#### TRY IT:
Would you set down every line of the data below exactly as it reads?

[RECORDS SHOWN — start]

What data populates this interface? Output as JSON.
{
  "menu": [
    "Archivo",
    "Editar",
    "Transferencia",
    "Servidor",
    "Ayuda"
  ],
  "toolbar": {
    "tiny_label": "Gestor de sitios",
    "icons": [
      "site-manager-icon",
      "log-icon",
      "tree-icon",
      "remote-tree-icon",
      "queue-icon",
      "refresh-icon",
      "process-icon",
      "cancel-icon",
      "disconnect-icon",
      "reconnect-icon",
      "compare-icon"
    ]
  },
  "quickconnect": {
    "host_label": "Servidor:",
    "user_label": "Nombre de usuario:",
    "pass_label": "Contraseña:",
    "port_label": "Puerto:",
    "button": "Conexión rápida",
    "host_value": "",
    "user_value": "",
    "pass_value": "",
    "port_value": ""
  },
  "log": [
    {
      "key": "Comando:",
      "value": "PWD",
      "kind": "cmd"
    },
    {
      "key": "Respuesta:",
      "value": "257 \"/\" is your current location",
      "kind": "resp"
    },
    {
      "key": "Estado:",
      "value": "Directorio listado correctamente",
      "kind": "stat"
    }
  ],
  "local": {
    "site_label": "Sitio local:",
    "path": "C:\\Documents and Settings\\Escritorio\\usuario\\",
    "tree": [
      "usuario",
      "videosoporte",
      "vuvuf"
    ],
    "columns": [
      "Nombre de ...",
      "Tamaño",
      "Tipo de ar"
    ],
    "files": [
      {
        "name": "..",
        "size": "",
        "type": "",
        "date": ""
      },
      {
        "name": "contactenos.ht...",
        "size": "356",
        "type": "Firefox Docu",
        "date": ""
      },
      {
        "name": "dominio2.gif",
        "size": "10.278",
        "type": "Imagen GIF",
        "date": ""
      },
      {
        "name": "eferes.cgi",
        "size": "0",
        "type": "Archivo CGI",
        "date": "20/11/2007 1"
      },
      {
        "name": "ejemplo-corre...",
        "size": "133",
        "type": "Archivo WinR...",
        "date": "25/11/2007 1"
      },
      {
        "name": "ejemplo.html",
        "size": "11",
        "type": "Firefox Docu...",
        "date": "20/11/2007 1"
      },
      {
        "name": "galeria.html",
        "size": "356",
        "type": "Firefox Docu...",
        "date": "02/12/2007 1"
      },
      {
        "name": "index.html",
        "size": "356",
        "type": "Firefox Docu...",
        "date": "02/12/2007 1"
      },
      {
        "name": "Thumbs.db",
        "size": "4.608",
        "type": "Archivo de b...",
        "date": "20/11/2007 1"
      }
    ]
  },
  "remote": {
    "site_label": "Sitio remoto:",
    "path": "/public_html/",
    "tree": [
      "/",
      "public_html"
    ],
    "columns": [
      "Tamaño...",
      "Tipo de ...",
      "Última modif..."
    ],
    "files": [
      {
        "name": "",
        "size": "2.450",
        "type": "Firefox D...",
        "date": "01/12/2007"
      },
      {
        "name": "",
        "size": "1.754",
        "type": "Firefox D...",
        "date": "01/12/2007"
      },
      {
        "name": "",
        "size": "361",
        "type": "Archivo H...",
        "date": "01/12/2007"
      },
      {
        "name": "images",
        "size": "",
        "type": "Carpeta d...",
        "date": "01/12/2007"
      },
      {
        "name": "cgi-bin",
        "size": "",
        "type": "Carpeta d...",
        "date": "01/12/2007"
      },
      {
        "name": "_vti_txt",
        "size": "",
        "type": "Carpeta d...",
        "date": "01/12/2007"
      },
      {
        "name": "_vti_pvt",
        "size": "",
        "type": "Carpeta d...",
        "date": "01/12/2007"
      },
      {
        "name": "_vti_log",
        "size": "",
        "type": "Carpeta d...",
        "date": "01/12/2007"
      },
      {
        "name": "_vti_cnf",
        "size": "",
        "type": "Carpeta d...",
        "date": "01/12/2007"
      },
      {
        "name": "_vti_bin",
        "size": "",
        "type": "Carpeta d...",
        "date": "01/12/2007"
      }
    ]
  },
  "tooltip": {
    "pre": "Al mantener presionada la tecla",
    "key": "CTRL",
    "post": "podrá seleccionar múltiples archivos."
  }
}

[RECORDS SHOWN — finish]

#### RESULT FOR THIS EXERCISE:
What data populates this interface? Output as JSON.
{
  "menu": [
    "Archivo",
    "Editar",
    "Transferencia",
    "Servidor",
    "Ayuda"
  ],
  "toolbar": {
    "tiny_label": "Gestor de sitios",
    "icons": [
      "site-manager-icon",
      "log-icon",
      "tree-icon",
      "remote-tree-icon",
      "queue-icon",
      "refresh-icon",
      "process-icon",
      "cancel-icon",
      "disconnect-icon",
      "reconnect-icon",
      "compare-icon"
    ]
  },
  "quickconnect": {
    "host_label": "Servidor:",
    "user_label": "Nombre de usuario:",
    "pass_label": "Contraseña:",
    "port_label": "Puerto:",
    "button": "Conexión rápida",
    "host_value": "",
    "user_value": "",
    "pass_value": "",
    "port_value": ""
  },
  "log": [
    {
      "key": "Comando:",
      "value": "PWD",
      "kind": "cmd"
    },
    {
      "key": "Respuesta:",
      "value": "257 \"/\" is your current location",
      "kind": "resp"
    },
    {
      "key": "Estado:",
      "value": "Directorio listado correctamente",
      "kind": "stat"
    }
  ],
  "local": {
    "site_label": "Sitio local:",
    "path": "C:\\Documents and Settings\\Escritorio\\usuario\\",
    "tree": [
      "usuario",
      "videosoporte",
      "vuvuf"
    ],
    "columns": [
      "Nombre de ...",
      "Tamaño",
      "Tipo de ar"
    ],
    "files": [
      {
        "name": "..",
        "size": "",
        "type": "",
        "date": ""
      },
      {
        "name": "contactenos.ht...",
        "size": "356",
        "type": "Firefox Docu",
        "date": ""
      },
      {
        "name": "dominio2.gif",
        "size": "10.278",
        "type": "Imagen GIF",
        "date": ""
      },
      {
        "name": "eferes.cgi",
        "size": "0",
        "type": "Archivo CGI",
        "date": "20/11/2007 1"
      },
      {
        "name": "ejemplo-corre...",
        "size": "133",
        "type": "Archivo WinR...",
        "date": "25/11/2007 1"
      },
      {
        "name": "ejemplo.html",
        "size": "11",
        "type": "Firefox Docu...",
        "date": "20/11/2007 1"
      },
      {
        "name": "galeria.html",
        "size": "356",
        "type": "Firefox Docu...",
        "date": "02/12/2007 1"
      },
      {
        "name": "index.html",
        "size": "356",
        "type": "Firefox Docu...",
        "date": "02/12/2007 1"
      },
      {
        "name": "Thumbs.db",
        "size": "4.608",
        "type": "Archivo de b...",
        "date": "20/11/2007 1"
      }
    ]
  },
  "remote": {
    "site_label": "Sitio remoto:",
    "path": "/public_html/",
    "tree": [
      "/",
      "public_html"
    ],
    "columns": [
      "Tamaño...",
      "Tipo de ...",
      "Última modif..."
    ],
    "files": [
      {
        "name": "",
        "size": "2.450",
        "type": "Firefox D...",
        "date": "01/12/2007"
      },
      {
        "name": "",
        "size": "1.754",
        "type": "Firefox D...",
        "date": "01/12/2007"
      },
      {
        "name": "",
        "size": "361",
        "type": "Archivo H...",
        "date": "01/12/2007"
      },
      {
        "name": "images",
        "size": "",
        "type": "Carpeta d...",
        "date": "01/12/2007"
      },
      {
        "name": "cgi-bin",
        "size": "",
        "type": "Carpeta d...",
        "date": "01/12/2007"
      },
      {
        "name": "_vti_txt",
        "size": "",
        "type": "Carpeta d...",
        "date": "01/12/2007"
      },
      {
        "name": "_vti_pvt",
        "size": "",
        "type": "Carpeta d...",
        "date": "01/12/2007"
      },
      {
        "name": "_vti_log",
        "size": "",
        "type": "Carpeta d...",
        "date": "01/12/2007"
      },
      {
        "name": "_vti_cnf",
        "size": "",
        "type": "Carpeta d...",
        "date": "01/12/2007"
      },
      {
        "name": "_vti_bin",
        "size": "",
        "type": "Carpeta d...",
        "date": "01/12/2007"
      }
    ]
  },
  "tooltip": {
    "pre": "Al mantener presionada la tecla",
    "key": "CTRL",
    "post": "podrá seleccionar múltiples archivos."
  }
}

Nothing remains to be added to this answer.